European hares (Lepus europaeus) are thought to select resting places providing cover, to protect themselves against predators and unfavourable weather conditions. We tested this hypothesis by flushing wild hares from their resting places and by assessing the cover at hare forms. The vegetation at resting places was generally found to be higher than 30 cm, i.e. higher than the approximate height of a hare. As compared to randomly chosen control points, hares showed a preference for cover at their resting places throughout the year. From April to August, all investigated habitat categories, but most often field habitats were used for resting places, and during this season, vegetation providing cover above 30 cm was found in all habitat categories. From September to March, however, resting places were mostly found in forests or in areas between fields, whereas open fields with little or no vegetation were generally avoided as resting sites. Furthermore, we found that flight distances depended on cover value and were lower in dense vegetation, suggesting that hares valued resting places providing cover as a better protection against predators.
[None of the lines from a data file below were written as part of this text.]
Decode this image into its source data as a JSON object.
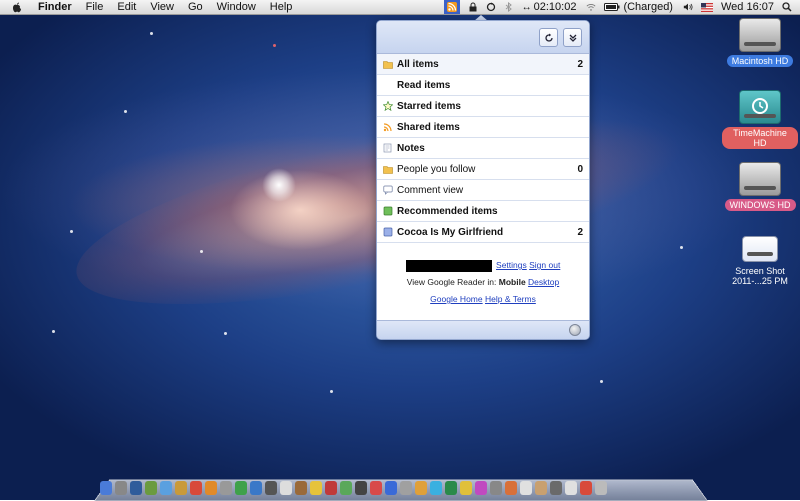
{
  "menubar": {
    "app_name": "Finder",
    "menus": [
      "File",
      "Edit",
      "View",
      "Go",
      "Window",
      "Help"
    ],
    "clock_timer": "02:10:02",
    "battery_status": "(Charged)",
    "datetime": "Wed 16:07"
  },
  "popup": {
    "items": [
      {
        "label": "All items",
        "count": "2",
        "icon": "folder-icon",
        "bold": true
      },
      {
        "label": "Read items",
        "count": "",
        "icon": "",
        "bold": true
      },
      {
        "label": "Starred items",
        "count": "",
        "icon": "star-icon",
        "bold": true
      },
      {
        "label": "Shared items",
        "count": "",
        "icon": "shared-icon",
        "bold": true
      },
      {
        "label": "Notes",
        "count": "",
        "icon": "notes-icon",
        "bold": true
      },
      {
        "label": "People you follow",
        "count": "0",
        "icon": "people-icon",
        "bold": false
      },
      {
        "label": "Comment view",
        "count": "",
        "icon": "comment-icon",
        "bold": false
      },
      {
        "label": "Recommended items",
        "count": "",
        "icon": "recommended-icon",
        "bold": true
      },
      {
        "label": "Cocoa Is My Girlfriend",
        "count": "2",
        "icon": "feed-icon",
        "bold": true
      }
    ],
    "footer": {
      "settings": "Settings",
      "sign_out": "Sign out",
      "view_in": "View Google Reader in:",
      "mobile": "Mobile",
      "desktop": "Desktop",
      "google_home": "Google Home",
      "help_terms": "Help & Terms"
    }
  },
  "desktop_icons": [
    {
      "label": "Macintosh HD"
    },
    {
      "label": "TimeMachine HD"
    },
    {
      "label": "WINDOWS HD"
    },
    {
      "label": "Screen Shot 2011-...25 PM"
    }
  ],
  "colors": {
    "popup_accent": "#c6d4ef",
    "link": "#1f3fbf",
    "menubar_reader_icon_bg": "#3b62c9",
    "timemachine_label": "#e06060",
    "macintosh_label": "#3d7be0",
    "windows_label": "#d85a88"
  }
}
We suggest that the loss of cover in agricultural landscapes has reduced the availability of resting places for the European hare and has likely contributed to the population decline in intensely used landscapes.
eISSN:1825-5272
ISSN:0394-1914